The New York Times reports that already interested doctors and medical professionals were further drawn to a job fair in New York in order to work in medically underserved areas and consequently waive their J-1 visa two year home residency requirement. Thus, most of the doctors who attended the job fair had originally come to the United States on a J-1 visa. As some are bound to the terms of the J-1 “exchange visa” that necessitates them to return to the country they immigrated from for a period of two years, these doctors are interested in obtaining a J-1 Conrad Waiver that will safeguard their position to continue practicing in the United States. The aforementioned job fair, then, became somewhat geared toward matching suitable doctors to specific hospitals by the Greater New York Hospital Association. Nevertheless, a paramount concern of these individuals remained acquiring a visa. It also became interesting to note that these individuals all came from different parts of the world and would be subject to different unfavorable circumstances had they become forced to return back to the country they came from.
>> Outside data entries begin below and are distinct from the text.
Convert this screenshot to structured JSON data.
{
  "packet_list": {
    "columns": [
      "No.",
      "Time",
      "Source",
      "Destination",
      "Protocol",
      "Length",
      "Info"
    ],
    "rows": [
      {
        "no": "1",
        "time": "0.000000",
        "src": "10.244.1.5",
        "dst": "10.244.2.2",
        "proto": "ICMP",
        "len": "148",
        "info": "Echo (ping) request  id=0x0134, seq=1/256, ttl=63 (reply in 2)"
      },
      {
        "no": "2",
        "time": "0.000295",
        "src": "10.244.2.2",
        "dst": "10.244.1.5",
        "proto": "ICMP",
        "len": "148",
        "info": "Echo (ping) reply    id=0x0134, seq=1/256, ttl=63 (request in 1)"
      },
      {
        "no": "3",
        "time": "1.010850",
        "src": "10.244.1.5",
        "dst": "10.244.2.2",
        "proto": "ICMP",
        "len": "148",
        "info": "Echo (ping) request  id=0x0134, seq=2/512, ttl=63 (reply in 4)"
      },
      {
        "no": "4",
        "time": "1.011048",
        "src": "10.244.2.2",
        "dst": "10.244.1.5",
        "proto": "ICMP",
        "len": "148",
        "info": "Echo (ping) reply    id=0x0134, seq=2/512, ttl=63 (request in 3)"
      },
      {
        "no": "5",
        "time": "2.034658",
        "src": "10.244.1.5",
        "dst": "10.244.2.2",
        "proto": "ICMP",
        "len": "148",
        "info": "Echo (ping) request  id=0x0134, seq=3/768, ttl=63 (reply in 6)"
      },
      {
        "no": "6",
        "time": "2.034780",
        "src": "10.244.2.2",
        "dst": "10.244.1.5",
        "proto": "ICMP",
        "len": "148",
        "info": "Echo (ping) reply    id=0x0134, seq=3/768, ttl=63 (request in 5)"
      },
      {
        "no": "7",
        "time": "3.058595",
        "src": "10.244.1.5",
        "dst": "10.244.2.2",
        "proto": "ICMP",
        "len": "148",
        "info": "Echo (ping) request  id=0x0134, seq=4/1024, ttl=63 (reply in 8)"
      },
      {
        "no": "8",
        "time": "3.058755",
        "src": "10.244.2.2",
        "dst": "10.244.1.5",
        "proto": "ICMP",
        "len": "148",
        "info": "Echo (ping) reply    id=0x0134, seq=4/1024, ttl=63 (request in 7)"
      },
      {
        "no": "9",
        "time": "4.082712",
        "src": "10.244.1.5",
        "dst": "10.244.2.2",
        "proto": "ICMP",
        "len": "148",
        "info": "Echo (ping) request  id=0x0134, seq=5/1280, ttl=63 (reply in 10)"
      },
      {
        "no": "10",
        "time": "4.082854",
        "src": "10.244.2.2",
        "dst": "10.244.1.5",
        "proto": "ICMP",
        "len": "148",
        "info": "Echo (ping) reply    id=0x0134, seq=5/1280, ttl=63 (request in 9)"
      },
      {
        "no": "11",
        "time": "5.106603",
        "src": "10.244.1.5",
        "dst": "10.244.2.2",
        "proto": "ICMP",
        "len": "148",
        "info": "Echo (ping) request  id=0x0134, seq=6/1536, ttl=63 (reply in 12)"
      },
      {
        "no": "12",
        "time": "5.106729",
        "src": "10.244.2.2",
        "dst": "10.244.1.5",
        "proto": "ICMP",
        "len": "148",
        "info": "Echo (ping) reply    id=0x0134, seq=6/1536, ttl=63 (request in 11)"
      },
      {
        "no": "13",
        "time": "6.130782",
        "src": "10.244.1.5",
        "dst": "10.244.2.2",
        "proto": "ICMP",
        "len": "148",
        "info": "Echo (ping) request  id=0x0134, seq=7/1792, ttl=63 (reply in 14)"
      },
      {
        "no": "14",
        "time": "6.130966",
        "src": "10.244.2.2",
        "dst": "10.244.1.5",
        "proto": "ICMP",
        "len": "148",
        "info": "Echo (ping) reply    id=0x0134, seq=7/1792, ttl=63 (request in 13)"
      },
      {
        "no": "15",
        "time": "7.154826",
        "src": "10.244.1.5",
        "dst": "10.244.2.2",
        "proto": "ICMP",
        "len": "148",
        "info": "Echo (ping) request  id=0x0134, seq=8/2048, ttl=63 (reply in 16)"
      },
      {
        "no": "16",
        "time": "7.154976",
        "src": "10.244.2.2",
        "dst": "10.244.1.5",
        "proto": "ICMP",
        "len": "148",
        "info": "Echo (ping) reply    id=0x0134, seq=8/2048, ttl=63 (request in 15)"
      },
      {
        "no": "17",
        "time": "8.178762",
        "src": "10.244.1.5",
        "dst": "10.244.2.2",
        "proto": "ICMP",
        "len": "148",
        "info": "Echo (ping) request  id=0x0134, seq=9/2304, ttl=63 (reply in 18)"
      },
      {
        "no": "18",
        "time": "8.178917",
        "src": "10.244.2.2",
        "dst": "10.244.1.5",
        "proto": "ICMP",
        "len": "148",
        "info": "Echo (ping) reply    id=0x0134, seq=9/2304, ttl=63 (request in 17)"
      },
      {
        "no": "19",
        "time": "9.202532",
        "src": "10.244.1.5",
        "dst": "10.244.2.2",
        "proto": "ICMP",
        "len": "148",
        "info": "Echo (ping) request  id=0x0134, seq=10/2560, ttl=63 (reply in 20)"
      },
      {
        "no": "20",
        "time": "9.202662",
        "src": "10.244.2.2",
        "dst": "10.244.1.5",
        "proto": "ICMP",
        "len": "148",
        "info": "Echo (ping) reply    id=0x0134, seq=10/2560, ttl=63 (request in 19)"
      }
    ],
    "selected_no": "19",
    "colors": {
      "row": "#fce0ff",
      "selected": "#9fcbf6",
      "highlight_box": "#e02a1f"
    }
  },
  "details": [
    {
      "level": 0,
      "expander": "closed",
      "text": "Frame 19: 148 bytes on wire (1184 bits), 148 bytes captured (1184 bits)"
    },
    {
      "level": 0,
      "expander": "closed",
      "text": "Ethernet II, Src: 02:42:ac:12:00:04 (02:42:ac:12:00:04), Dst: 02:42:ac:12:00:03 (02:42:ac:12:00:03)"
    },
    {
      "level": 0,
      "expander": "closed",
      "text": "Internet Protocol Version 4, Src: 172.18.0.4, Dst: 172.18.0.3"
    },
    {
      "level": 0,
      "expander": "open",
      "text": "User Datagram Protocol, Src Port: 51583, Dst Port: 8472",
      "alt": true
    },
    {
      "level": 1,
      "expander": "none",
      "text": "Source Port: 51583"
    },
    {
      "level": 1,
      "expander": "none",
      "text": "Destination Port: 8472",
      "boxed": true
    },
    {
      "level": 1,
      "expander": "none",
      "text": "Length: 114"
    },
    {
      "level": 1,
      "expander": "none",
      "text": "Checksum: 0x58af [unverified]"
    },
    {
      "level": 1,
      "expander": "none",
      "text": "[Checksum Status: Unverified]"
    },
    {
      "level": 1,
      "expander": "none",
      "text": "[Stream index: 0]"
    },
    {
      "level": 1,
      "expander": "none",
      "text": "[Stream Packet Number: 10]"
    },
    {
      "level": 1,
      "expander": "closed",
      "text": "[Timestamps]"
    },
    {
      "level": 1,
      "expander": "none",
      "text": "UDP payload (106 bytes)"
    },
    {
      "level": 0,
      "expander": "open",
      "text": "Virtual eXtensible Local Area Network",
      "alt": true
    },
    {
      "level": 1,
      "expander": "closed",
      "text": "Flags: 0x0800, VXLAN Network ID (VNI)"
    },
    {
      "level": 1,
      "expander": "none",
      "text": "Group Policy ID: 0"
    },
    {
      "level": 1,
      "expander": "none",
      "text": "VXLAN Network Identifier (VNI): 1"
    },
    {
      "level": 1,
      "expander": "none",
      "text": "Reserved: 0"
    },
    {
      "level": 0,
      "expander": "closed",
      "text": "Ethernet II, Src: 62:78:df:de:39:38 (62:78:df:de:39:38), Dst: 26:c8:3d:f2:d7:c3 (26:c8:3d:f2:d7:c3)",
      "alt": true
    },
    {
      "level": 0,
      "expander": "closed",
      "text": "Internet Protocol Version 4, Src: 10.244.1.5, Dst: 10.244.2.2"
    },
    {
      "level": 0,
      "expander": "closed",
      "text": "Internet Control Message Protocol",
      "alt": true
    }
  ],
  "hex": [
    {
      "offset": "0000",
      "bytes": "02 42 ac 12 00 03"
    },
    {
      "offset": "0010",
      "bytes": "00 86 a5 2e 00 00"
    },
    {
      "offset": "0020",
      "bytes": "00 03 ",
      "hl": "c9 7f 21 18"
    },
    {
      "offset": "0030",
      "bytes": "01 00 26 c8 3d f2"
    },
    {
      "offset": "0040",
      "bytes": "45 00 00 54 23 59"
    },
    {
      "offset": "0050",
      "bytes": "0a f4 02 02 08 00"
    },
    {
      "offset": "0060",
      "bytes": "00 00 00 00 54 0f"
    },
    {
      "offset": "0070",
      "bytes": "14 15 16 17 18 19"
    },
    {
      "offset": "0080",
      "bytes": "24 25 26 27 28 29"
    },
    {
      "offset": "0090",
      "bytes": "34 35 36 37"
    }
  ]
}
The full New York Times article may be viewed at: http://www.nytimes.com/2008/10/01/nyregion/01doctor.html?_r=1&scp=1&sq=Towns%20Need%20Doctors,%20and%20Doctors%20Need%20Visas&st=cse&oref=slogin